Start of Task data

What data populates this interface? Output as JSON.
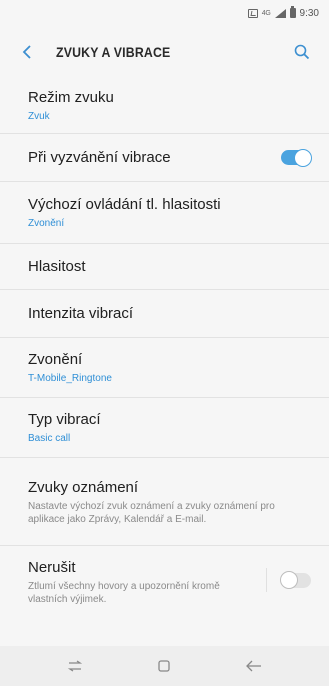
{
  "status_bar": {
    "time": "9:30",
    "network": "4G"
  },
  "app_bar": {
    "title": "ZVUKY A VIBRACE"
  },
  "items": [
    {
      "title": "Režim zvuku",
      "subtitle": "Zvuk"
    },
    {
      "title": "Při vyzvánění vibrace",
      "toggle": true
    },
    {
      "title": "Výchozí ovládání tl. hlasitosti",
      "subtitle": "Zvonění"
    },
    {
      "title": "Hlasitost"
    },
    {
      "title": "Intenzita vibrací"
    },
    {
      "title": "Zvonění",
      "subtitle": "T-Mobile_Ringtone"
    },
    {
      "title": "Typ vibrací",
      "subtitle": "Basic call"
    },
    {
      "title": "Zvuky oznámení",
      "description": "Nastavte výchozí zvuk oznámení a zvuky oznámení pro aplikace jako Zprávy, Kalendář a E-mail."
    },
    {
      "title": "Nerušit",
      "description": "Ztlumí všechny hovory a upozornění kromě vlastních výjimek.",
      "toggle": false
    }
  ],
  "colors": {
    "accent": "#4aa3df",
    "link": "#2f8fd6",
    "background": "#f6f6f6"
  },
  "icons": {
    "back": "chevron-left-icon",
    "search": "search-icon",
    "recents": "recents-icon",
    "home": "home-icon",
    "nav_back": "back-arrow-icon"
  }
}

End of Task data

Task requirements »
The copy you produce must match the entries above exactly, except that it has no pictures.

Your response »
What data populates this interface? Output as JSON.
{
  "status_bar": {
    "time": "9:30",
    "network": "4G"
  },
  "app_bar": {
    "title": "ZVUKY A VIBRACE"
  },
  "items": [
    {
      "title": "Režim zvuku",
      "subtitle": "Zvuk"
    },
    {
      "title": "Při vyzvánění vibrace",
      "toggle": true
    },
    {
      "title": "Výchozí ovládání tl. hlasitosti",
      "subtitle": "Zvonění"
    },
    {
      "title": "Hlasitost"
    },
    {
      "title": "Intenzita vibrací"
    },
    {
      "title": "Zvonění",
      "subtitle": "T-Mobile_Ringtone"
    },
    {
      "title": "Typ vibrací",
      "subtitle": "Basic call"
    },
    {
      "title": "Zvuky oznámení",
      "description": "Nastavte výchozí zvuk oznámení a zvuky oznámení pro aplikace jako Zprávy, Kalendář a E-mail."
    },
    {
      "title": "Nerušit",
      "description": "Ztlumí všechny hovory a upozornění kromě vlastních výjimek.",
      "toggle": false
    }
  ],
  "colors": {
    "accent": "#4aa3df",
    "link": "#2f8fd6",
    "background": "#f6f6f6"
  },
  "icons": {
    "back": "chevron-left-icon",
    "search": "search-icon",
    "recents": "recents-icon",
    "home": "home-icon",
    "nav_back": "back-arrow-icon"
  }
}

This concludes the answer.